*REQUIRED ACTION*
Set down each record exactly as written.

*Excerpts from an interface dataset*
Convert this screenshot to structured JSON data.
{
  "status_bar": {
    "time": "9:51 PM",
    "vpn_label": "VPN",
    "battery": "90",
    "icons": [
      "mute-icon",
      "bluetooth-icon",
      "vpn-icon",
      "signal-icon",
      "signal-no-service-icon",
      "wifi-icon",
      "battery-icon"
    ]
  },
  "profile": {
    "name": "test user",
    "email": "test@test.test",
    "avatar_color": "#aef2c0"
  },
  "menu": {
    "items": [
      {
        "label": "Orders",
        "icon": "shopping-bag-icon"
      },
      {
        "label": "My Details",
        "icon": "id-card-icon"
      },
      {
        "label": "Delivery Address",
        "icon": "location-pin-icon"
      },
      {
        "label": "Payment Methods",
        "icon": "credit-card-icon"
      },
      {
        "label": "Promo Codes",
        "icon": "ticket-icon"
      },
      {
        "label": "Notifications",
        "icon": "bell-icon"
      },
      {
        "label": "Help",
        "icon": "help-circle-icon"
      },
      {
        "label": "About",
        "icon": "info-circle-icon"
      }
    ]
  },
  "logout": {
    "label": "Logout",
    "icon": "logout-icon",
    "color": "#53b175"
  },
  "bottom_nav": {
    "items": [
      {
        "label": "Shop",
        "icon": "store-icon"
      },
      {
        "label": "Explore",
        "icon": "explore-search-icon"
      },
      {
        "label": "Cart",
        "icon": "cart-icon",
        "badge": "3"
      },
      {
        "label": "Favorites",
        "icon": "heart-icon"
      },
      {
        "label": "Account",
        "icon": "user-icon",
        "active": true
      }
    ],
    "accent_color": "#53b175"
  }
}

*EXERCISE ANSWER*
Convert this screenshot to structured JSON data.
{
  "status_bar": {
    "time": "9:51 PM",
    "vpn_label": "VPN",
    "battery": "90",
    "icons": [
      "mute-icon",
      "bluetooth-icon",
      "vpn-icon",
      "signal-icon",
      "signal-no-service-icon",
      "wifi-icon",
      "battery-icon"
    ]
  },
  "profile": {
    "name": "test user",
    "email": "test@test.test",
    "avatar_color": "#aef2c0"
  },
  "menu": {
    "items": [
      {
        "label": "Orders",
        "icon": "shopping-bag-icon"
      },
      {
        "label": "My Details",
        "icon": "id-card-icon"
      },
      {
        "label": "Delivery Address",
        "icon": "location-pin-icon"
      },
      {
        "label": "Payment Methods",
        "icon": "credit-card-icon"
      },
      {
        "label": "Promo Codes",
        "icon": "ticket-icon"
      },
      {
        "label": "Notifications",
        "icon": "bell-icon"
      },
      {
        "label": "Help",
        "icon": "help-circle-icon"
      },
      {
        "label": "About",
        "icon": "info-circle-icon"
      }
    ]
  },
  "logout": {
    "label": "Logout",
    "icon": "logout-icon",
    "color": "#53b175"
  },
  "bottom_nav": {
    "items": [
      {
        "label": "Shop",
        "icon": "store-icon"
      },
      {
        "label": "Explore",
        "icon": "explore-search-icon"
      },
      {
        "label": "Cart",
        "icon": "cart-icon",
        "badge": "3"
      },
      {
        "label": "Favorites",
        "icon": "heart-icon"
      },
      {
        "label": "Account",
        "icon": "user-icon",
        "active": true
      }
    ],
    "accent_color": "#53b175"
  }
}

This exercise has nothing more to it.